**TASK:**
Search the entries below for the string "image" and copy the lines that hold it.

**Element data from apps and pages:**
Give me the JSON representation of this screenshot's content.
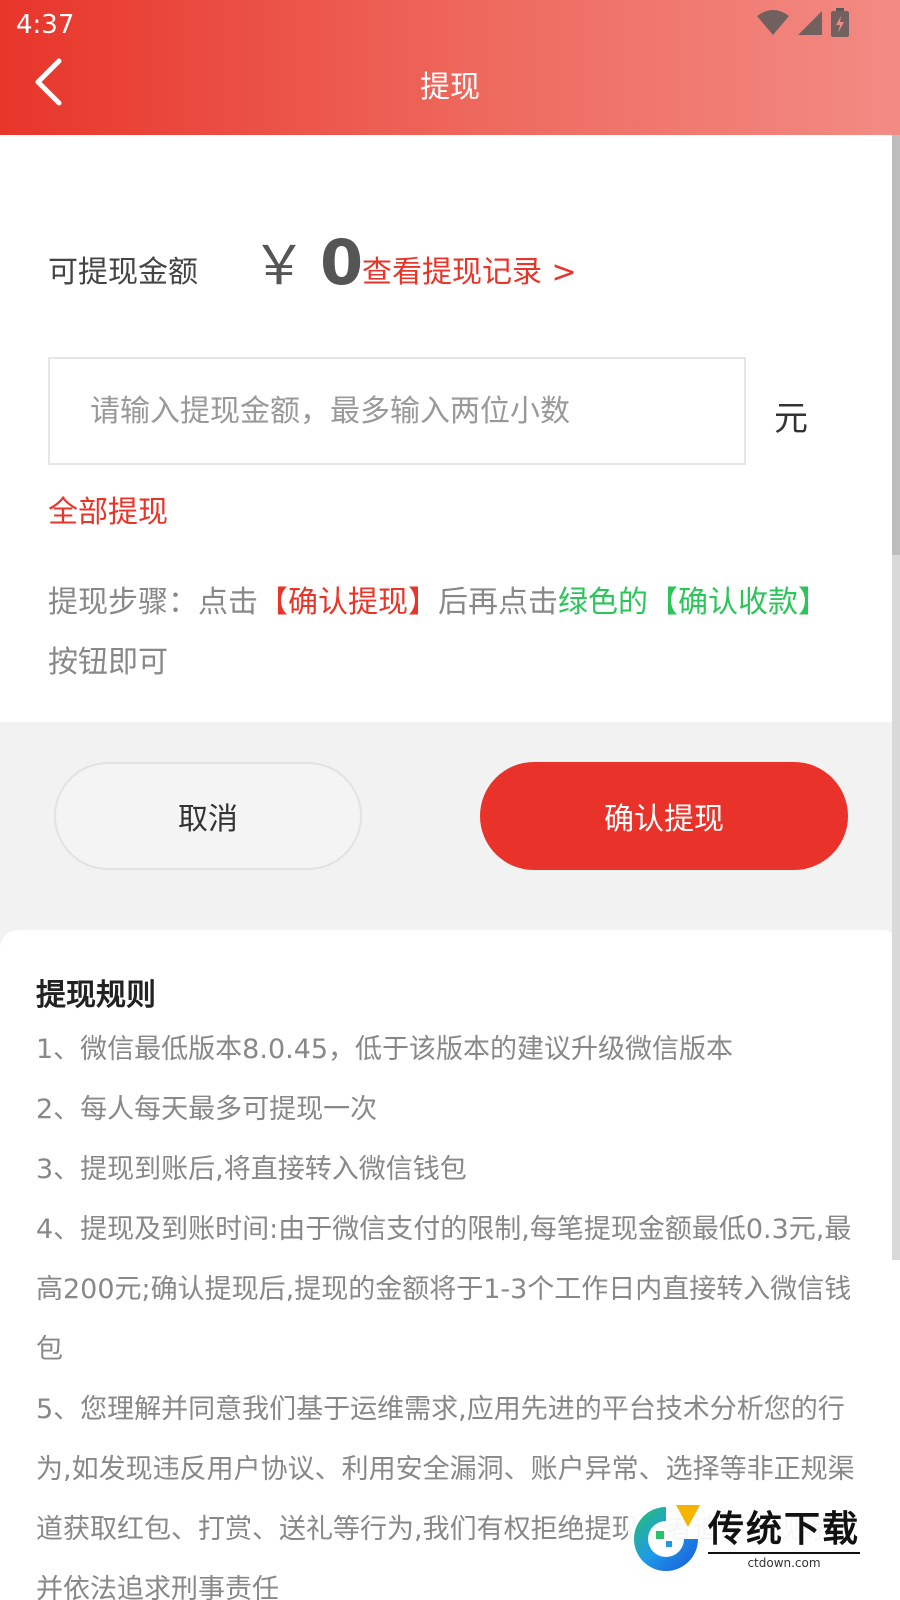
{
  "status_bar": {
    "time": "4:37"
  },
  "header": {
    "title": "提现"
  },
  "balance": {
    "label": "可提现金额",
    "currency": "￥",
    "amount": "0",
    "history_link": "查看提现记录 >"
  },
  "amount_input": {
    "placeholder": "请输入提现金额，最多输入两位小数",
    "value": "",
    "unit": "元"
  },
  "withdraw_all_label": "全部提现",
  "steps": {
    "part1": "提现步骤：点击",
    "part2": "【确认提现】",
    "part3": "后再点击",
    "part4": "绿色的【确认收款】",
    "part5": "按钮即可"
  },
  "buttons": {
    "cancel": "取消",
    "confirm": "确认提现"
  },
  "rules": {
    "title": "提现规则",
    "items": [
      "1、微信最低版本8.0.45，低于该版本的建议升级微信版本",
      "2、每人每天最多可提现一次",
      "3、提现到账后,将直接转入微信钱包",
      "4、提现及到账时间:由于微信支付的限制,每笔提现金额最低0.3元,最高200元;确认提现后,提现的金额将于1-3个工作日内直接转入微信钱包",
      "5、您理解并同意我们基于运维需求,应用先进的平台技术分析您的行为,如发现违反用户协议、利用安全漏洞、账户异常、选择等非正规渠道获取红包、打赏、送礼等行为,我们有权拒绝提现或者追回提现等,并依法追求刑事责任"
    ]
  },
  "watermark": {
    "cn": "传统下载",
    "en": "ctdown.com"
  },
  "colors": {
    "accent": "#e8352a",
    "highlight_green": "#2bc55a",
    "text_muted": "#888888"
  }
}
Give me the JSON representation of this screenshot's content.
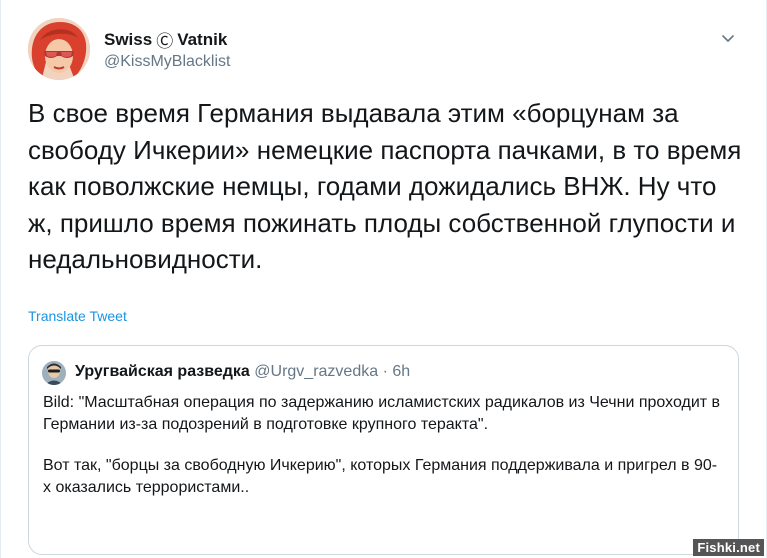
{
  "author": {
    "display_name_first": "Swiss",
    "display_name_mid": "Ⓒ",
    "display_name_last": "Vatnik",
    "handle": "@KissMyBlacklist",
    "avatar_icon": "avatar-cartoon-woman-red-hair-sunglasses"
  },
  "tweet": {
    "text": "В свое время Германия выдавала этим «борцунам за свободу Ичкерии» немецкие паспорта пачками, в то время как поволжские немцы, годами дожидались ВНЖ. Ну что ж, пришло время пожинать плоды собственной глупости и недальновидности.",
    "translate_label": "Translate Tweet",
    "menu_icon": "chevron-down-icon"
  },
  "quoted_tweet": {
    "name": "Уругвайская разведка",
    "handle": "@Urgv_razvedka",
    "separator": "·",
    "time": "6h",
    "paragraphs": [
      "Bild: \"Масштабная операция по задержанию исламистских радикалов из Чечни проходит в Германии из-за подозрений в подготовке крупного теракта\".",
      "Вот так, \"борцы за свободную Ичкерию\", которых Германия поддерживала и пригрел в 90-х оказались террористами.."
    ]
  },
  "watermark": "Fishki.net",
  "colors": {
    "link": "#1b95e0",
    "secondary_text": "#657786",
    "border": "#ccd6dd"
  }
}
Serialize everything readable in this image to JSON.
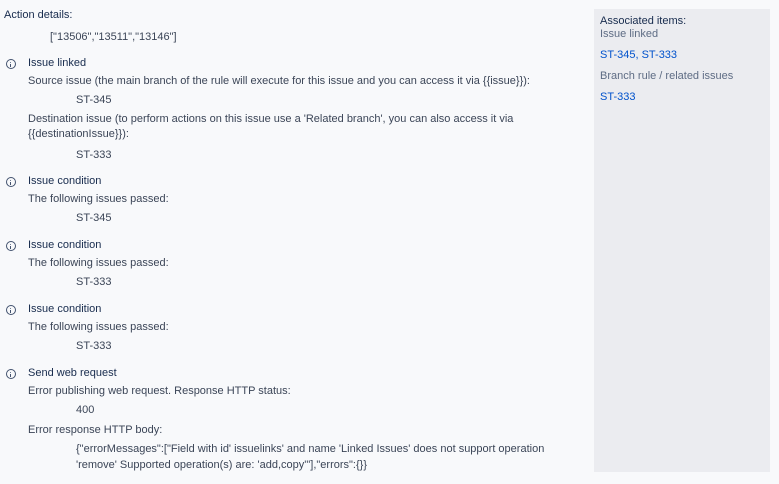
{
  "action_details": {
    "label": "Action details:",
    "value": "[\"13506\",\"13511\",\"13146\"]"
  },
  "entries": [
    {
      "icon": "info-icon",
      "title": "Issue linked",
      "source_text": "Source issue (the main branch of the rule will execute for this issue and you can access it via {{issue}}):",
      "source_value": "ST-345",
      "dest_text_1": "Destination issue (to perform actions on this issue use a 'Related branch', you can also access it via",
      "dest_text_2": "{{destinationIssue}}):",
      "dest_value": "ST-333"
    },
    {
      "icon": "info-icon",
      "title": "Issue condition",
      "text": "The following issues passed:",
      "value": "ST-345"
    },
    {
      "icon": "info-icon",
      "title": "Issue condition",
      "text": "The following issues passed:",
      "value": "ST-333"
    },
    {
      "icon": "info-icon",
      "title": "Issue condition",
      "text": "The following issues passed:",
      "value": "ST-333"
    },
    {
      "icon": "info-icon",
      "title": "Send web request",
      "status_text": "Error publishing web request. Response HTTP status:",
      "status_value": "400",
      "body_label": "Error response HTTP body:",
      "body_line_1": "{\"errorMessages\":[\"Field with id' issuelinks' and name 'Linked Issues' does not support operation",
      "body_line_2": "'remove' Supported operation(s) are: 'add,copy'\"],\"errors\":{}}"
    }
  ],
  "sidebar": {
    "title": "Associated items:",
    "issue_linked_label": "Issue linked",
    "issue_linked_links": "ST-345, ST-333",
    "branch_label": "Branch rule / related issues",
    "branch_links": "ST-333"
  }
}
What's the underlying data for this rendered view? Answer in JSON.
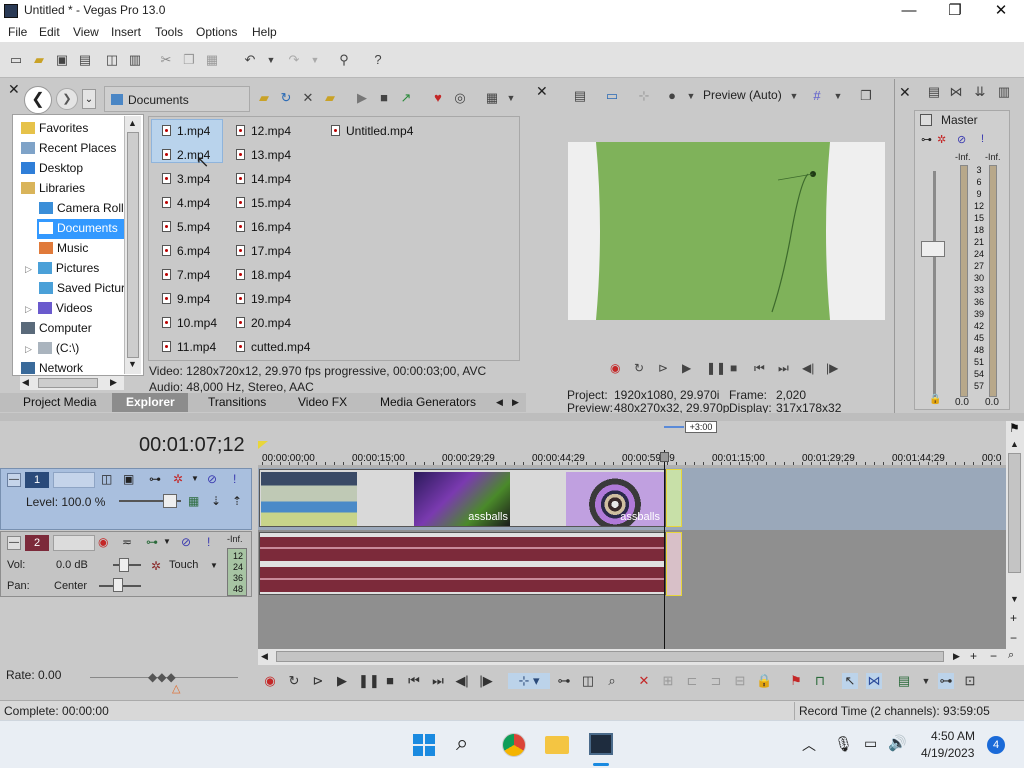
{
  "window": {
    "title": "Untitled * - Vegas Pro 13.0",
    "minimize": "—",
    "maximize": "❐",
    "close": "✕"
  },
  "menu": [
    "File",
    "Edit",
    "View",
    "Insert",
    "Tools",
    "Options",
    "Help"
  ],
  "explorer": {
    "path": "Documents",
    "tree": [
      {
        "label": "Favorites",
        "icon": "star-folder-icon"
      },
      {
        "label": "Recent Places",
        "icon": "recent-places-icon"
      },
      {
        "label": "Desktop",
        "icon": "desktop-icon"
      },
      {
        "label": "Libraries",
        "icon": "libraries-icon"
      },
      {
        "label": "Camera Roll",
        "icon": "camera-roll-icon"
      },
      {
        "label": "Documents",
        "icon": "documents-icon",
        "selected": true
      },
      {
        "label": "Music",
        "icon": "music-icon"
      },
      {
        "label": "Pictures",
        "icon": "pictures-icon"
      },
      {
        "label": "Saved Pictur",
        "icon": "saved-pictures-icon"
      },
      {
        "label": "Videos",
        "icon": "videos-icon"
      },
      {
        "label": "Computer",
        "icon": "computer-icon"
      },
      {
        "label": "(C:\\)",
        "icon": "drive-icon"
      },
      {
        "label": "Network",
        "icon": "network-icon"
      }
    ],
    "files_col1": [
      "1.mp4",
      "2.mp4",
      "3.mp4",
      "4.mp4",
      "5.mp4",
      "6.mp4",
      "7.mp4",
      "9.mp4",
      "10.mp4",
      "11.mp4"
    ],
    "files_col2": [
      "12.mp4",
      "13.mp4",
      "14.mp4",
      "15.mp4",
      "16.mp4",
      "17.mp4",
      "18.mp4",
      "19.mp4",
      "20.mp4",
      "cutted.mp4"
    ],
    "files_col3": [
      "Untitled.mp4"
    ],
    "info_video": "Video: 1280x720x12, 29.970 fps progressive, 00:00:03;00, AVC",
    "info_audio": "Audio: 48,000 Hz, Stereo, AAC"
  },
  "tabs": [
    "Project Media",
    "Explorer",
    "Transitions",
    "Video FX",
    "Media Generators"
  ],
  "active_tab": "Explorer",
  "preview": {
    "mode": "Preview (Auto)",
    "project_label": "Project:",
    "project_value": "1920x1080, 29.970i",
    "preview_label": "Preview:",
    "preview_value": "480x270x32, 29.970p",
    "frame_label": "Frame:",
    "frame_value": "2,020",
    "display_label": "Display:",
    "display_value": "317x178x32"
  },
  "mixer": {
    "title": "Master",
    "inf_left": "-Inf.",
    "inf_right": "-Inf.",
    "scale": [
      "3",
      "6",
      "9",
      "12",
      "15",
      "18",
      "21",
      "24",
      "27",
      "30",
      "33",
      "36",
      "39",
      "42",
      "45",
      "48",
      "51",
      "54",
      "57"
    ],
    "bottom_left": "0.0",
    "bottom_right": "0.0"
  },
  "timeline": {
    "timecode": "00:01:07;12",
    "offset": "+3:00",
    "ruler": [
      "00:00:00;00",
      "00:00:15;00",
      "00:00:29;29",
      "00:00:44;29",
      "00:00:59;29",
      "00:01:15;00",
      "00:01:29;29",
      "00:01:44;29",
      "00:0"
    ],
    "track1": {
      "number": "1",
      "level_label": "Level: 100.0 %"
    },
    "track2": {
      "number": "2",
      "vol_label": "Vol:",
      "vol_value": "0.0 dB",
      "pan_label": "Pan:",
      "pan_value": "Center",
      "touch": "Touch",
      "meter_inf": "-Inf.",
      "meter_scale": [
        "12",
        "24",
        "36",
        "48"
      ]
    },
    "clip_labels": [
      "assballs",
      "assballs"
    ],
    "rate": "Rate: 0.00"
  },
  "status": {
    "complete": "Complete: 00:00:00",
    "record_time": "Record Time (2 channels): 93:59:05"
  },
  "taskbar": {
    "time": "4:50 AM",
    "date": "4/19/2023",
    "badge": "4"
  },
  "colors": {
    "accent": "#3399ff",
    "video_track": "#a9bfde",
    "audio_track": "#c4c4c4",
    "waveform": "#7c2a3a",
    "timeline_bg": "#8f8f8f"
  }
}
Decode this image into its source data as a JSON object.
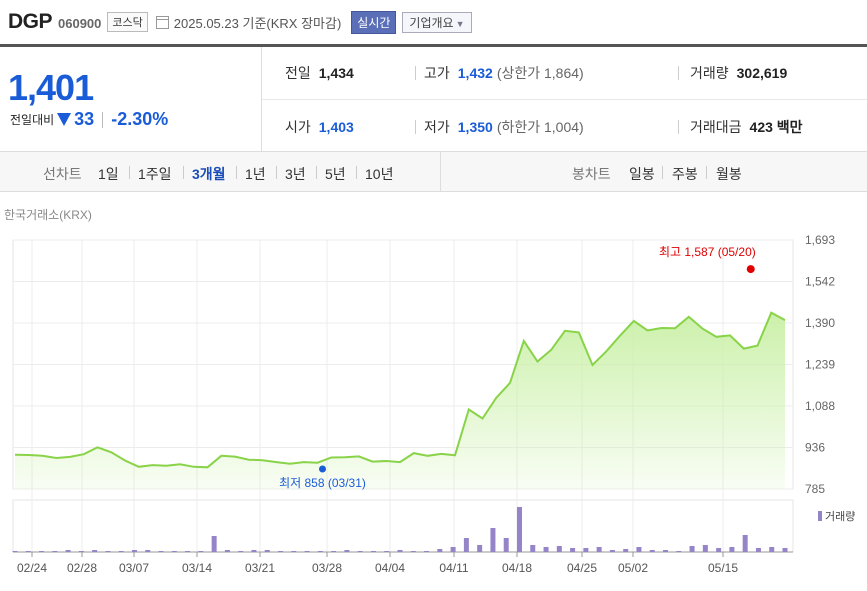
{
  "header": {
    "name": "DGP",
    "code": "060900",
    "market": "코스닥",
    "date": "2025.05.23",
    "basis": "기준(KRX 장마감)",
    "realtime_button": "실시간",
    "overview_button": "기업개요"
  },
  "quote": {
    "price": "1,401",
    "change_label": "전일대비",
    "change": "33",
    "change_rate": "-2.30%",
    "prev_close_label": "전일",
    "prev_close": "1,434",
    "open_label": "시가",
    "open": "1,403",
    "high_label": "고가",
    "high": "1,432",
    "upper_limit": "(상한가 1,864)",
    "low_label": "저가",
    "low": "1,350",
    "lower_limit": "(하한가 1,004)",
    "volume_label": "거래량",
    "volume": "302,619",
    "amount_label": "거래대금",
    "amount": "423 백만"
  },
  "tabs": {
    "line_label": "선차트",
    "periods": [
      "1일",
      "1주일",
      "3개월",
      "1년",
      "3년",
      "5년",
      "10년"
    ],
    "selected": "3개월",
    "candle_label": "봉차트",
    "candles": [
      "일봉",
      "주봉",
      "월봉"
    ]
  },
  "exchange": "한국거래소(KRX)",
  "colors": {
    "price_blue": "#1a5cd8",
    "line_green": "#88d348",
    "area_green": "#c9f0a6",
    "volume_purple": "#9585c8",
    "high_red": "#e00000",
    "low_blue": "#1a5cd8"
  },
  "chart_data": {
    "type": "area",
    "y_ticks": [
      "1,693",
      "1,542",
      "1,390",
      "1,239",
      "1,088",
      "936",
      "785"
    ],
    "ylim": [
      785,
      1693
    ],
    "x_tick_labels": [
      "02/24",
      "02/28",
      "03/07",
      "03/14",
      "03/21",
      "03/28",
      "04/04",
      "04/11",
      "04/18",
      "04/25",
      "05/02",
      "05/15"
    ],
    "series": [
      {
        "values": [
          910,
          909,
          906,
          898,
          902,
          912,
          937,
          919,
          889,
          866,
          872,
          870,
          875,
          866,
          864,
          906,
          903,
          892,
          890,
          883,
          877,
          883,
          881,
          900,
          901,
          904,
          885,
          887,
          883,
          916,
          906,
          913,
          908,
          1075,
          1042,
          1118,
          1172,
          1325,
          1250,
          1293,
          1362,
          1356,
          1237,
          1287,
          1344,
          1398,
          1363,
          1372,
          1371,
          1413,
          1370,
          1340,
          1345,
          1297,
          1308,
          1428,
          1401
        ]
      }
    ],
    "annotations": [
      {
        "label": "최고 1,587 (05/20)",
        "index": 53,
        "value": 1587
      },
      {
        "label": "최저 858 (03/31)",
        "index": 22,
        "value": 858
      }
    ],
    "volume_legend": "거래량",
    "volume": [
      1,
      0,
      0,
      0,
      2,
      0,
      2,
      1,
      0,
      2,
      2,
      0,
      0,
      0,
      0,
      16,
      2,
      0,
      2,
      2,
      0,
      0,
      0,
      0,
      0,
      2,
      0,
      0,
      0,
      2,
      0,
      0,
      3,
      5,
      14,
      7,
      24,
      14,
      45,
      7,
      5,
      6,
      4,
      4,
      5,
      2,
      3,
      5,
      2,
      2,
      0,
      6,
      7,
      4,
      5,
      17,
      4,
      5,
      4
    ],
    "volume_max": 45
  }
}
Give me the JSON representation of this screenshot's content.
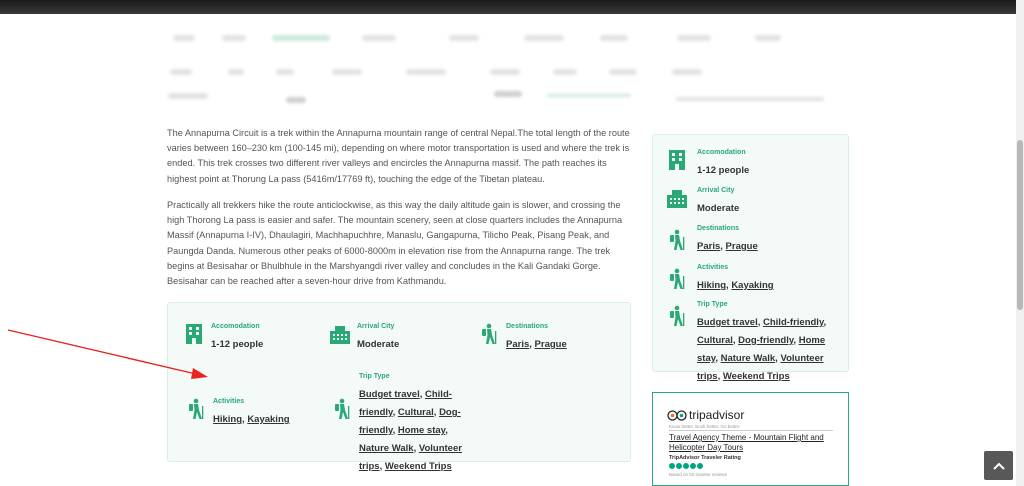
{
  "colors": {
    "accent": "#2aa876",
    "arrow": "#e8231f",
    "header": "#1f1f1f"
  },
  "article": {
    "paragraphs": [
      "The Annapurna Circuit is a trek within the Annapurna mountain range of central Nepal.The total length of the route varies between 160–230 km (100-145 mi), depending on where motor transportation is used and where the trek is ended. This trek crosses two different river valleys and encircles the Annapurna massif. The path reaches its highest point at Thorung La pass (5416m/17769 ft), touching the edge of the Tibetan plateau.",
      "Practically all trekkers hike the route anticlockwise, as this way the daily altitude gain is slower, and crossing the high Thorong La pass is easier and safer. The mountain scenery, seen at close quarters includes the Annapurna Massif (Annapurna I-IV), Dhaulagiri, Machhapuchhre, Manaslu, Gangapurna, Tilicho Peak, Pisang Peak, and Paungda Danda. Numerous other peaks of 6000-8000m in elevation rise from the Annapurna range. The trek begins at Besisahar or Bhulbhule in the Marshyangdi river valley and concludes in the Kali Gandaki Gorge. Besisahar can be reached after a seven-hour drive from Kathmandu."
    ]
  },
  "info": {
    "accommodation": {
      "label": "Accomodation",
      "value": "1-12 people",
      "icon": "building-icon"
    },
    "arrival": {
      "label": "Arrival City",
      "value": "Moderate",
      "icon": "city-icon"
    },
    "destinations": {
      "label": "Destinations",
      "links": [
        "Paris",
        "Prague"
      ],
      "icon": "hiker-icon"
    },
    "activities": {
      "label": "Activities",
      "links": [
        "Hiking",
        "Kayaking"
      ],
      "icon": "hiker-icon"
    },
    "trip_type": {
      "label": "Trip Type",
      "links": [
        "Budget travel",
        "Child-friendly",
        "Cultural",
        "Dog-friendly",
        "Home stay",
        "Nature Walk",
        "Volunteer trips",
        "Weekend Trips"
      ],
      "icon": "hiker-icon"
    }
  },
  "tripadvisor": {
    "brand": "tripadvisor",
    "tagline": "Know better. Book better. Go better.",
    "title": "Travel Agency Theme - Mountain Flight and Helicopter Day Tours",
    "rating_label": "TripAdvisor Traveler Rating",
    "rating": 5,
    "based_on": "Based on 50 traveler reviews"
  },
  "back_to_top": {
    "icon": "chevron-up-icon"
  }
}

**YOUR RESPONSE:**
Serialize everything readable in this image to JSON.
Decode this image into its source data as a JSON object.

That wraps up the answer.